Govardhan Puja festival is celebrated on the Pratipada of the Shukla Paksha of the Kartik month. Govardhan is also called “Anandoot Puja”. In the general language, if the Govardhan worship is done the next day of Diwali.
On this day, Lord Krishna started worshipping Govardhan instead of worshipping Indra. On this day, in the courtyard of the cow dung house, a picture of Govardhan is considered in the period of Pradosha. Here are the details of Importance of Diwali Govardhan Puja Date, Time and Significance.
Importance of Diwali Govardhan Puja Date, Time and Significance
Govardhan is celebrated on the second day of Diwali. The auspicious Puja is on 20th October, Friday. On the day of Govardhan Puja, cereals prepared like wheat, rice, curry made from gram flour and leafy vegetables are prepared. Those who are offered to Lord Krishna.
Morning- from 06:28 to 08:43 in the morning
Muhurat of the evening – 03:27 pm to 05:42 pm
Pratipada – Starting from 00:41 pm (20th of October 2017)
Perception date expires – up to 1:37 pm (21st of October 2017)
According to Hindu scriptures, people in the forest of Vrindavan followed a practice of offering lavish means to Lord Indra- The God of rain and storm to make sure he is pleased enough to bless them with timely rainfall and good harvest. The age-old custom was questioned by little Krishna who found the practice to be a little harsh for the poor farmers who found it very hard to arrange food for the lavish bhog. He slowly convinced the entire village to stop making these offerings to Lord Indra and look after themselves and the village instead.
Angered by the lack of food offered, Indra sent down torrential rain and thunderstorm out of anger to the region of Vrindavan. The storm continued for days, and the houses begin to drown. Fearing for their lives, the villagers approached Krishna for help who then asked everyone to proceed to the Govardhan hill. Once there, he lifted the whole hill with his little finger, urging everyone to come under the hill to take shelter from the storm, and thus saving them from the wrath of Indra.
The torrential rain continues to 7 days continuously, and Krishna kept holding the mountain on his little finger all through these days without moving. Ultimately Indra bowed to the might of Krishna and stopped the rains in Vrindavan. Since then, Govardhan Puja has been celebrated by people. Mainly in the northern states such as Punjab, Uttar Pradesh, Haryana, and Bihar.
On this auspicious day, several pilgrims to the Govardhan hill and offer food and delicacies to thank Krishna for his blessings and protection.
By offering the Annakoota people show their gratitude towards the lord. This meal is also known as the Chappan bhog. The puja is also significant as it spreads the message of conserving the natural resources. Worshipping the mother nature has always been an integral practice in Hinduism. The main purpose behind the mountain worship has always been conservation and protection of the vulnerable and precious natural resources.
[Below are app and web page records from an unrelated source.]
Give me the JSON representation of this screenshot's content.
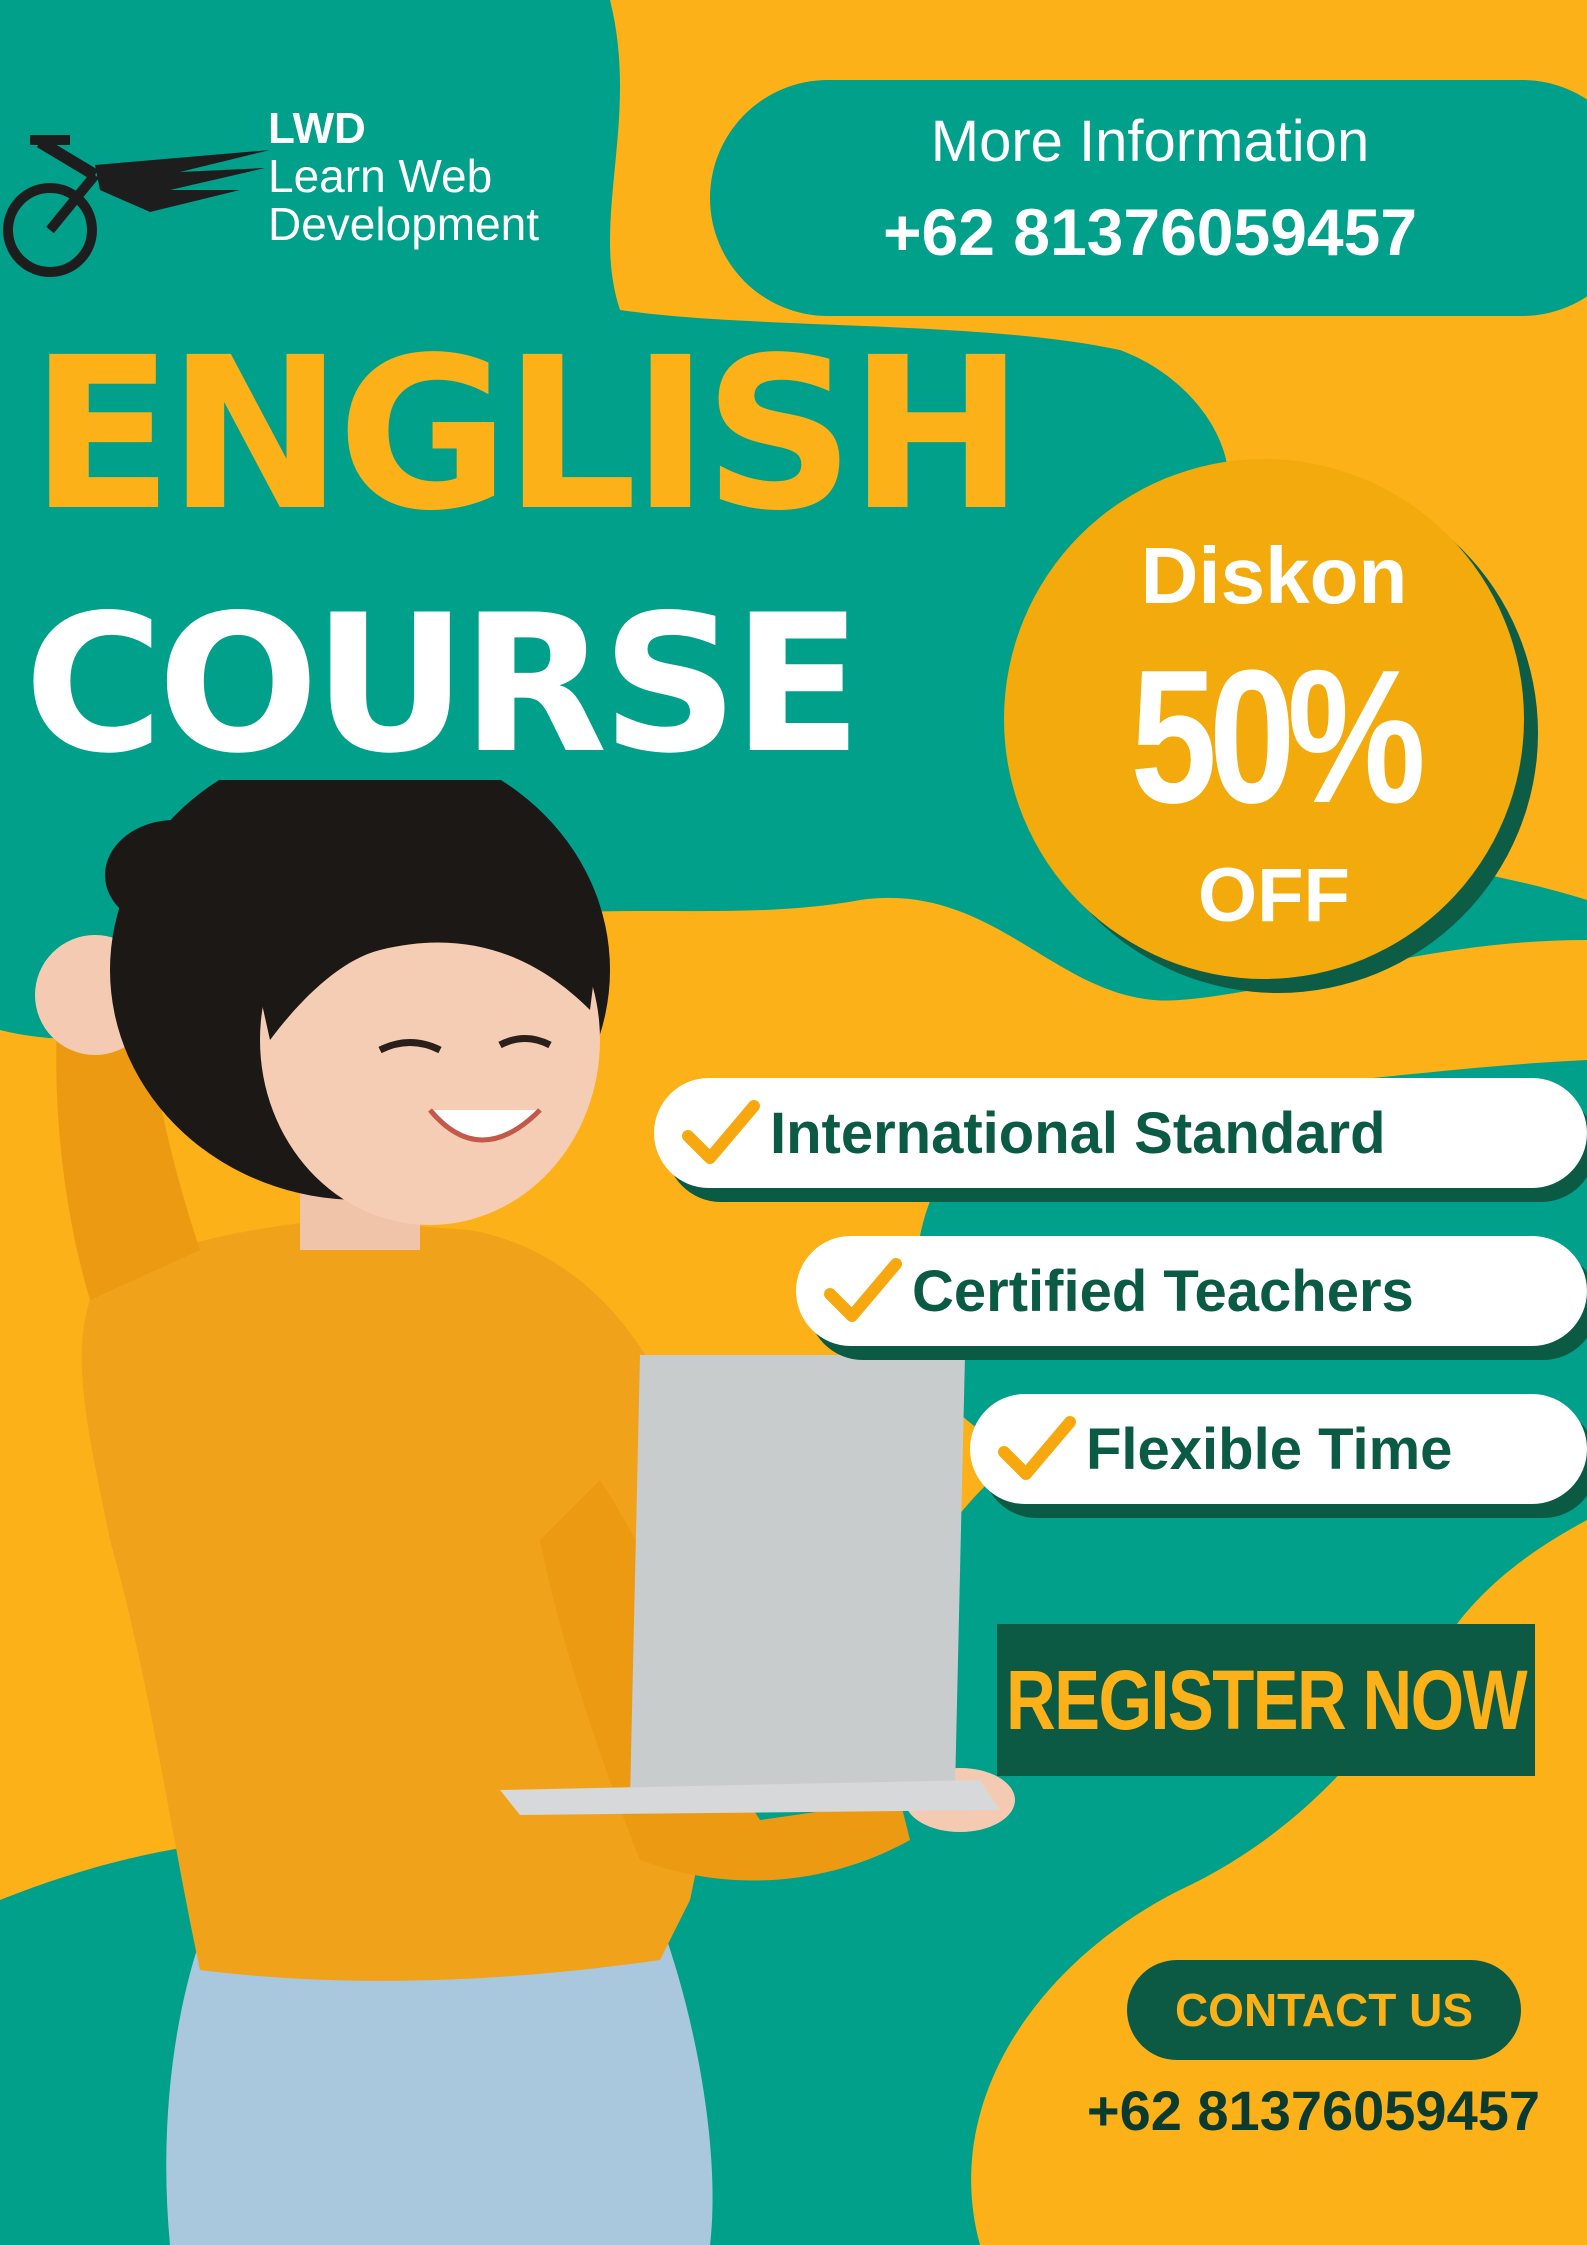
{
  "brand": {
    "abbr": "LWD",
    "name_line1": "Learn Web",
    "name_line2": "Development"
  },
  "info": {
    "label": "More Information",
    "phone": "+62 81376059457"
  },
  "headline": {
    "line1": "ENGLISH",
    "line2": "COURSE"
  },
  "discount": {
    "label": "Diskon",
    "value": "50%",
    "suffix": "OFF"
  },
  "features": [
    "International Standard",
    "Certified Teachers",
    "Flexible Time"
  ],
  "cta": {
    "register": "REGISTER NOW",
    "contact": "CONTACT US",
    "contact_phone": "+62 81376059457"
  },
  "colors": {
    "teal": "#00a08a",
    "yellow": "#fbb117",
    "dark_green": "#0b5a44",
    "orange_circle": "#f2aa0c"
  },
  "icons": [
    "bicycle-logo-icon",
    "check-icon"
  ]
}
On this day, after making a picture of Govardhan with cow dung in the courtyard of the house, worship is performed after burning the lamp from roti, rice, kheer, teller, water, milk, paan, saffron, flower etc. Bathing cows and decorating them, worship them.